[Data to process Boundary: Start]

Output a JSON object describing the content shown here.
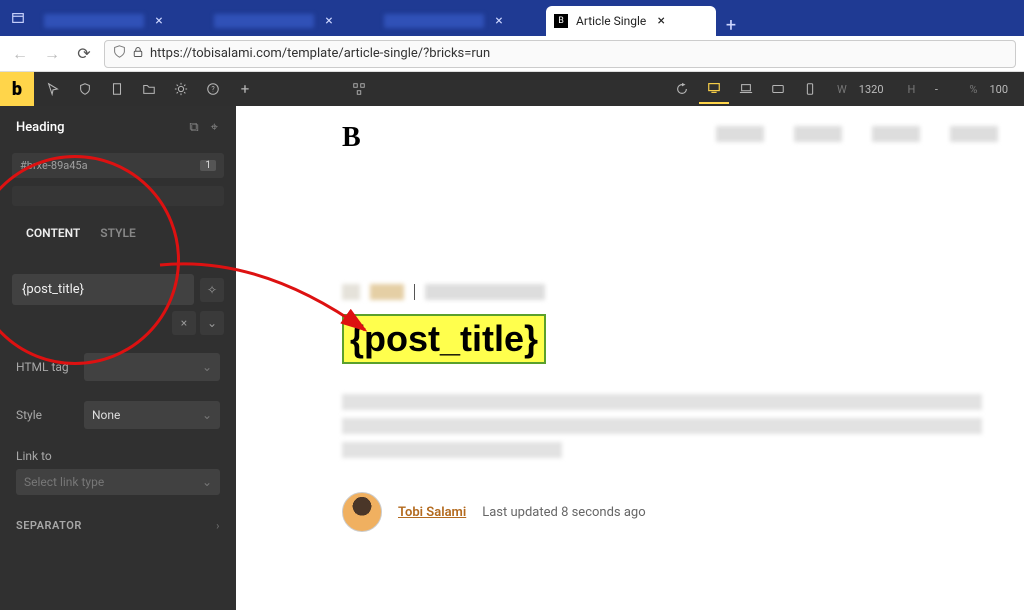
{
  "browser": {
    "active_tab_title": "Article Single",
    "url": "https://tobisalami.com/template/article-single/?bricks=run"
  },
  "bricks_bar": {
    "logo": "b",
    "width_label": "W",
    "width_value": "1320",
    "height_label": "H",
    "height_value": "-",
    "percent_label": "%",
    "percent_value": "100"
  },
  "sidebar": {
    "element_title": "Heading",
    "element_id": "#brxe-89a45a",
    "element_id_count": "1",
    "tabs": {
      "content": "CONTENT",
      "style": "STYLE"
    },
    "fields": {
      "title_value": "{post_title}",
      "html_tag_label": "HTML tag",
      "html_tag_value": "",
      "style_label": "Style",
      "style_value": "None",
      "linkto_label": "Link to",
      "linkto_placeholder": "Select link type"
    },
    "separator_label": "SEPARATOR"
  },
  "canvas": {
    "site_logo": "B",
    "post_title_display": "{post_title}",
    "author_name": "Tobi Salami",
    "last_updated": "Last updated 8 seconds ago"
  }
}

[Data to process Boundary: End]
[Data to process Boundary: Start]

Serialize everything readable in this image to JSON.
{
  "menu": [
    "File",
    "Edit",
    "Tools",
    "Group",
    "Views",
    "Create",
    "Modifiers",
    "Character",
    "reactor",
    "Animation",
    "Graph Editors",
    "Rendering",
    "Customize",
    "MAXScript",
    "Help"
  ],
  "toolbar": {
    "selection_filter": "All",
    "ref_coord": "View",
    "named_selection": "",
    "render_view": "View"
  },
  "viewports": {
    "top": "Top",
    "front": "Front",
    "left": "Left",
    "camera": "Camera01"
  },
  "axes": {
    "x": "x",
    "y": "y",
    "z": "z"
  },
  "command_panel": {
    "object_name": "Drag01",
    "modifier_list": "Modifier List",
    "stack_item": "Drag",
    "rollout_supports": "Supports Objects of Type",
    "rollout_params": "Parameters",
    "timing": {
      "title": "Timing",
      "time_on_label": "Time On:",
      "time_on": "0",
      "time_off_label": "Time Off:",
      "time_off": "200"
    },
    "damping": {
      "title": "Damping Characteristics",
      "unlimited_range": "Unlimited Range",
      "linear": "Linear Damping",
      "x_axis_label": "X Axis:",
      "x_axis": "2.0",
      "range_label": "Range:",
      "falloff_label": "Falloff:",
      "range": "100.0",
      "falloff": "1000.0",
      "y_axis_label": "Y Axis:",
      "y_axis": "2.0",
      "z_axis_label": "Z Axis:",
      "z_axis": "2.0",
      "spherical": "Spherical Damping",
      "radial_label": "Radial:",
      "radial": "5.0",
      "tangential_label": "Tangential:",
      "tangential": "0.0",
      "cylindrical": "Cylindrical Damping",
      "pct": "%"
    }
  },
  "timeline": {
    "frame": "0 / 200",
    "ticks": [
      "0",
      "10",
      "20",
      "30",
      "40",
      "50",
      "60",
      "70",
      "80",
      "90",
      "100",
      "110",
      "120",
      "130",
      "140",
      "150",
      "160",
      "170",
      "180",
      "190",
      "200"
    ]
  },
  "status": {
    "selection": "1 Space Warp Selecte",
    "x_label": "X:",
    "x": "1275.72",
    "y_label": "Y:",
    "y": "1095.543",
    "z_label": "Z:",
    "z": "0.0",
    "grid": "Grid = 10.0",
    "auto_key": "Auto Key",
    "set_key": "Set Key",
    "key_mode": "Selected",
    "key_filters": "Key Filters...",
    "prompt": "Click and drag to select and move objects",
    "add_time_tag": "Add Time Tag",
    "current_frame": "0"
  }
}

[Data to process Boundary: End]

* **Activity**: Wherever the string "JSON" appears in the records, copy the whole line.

* **Solution for this problem**:
Output a JSON object describing the content shown here.
Serialize everything readable in this image to JSON.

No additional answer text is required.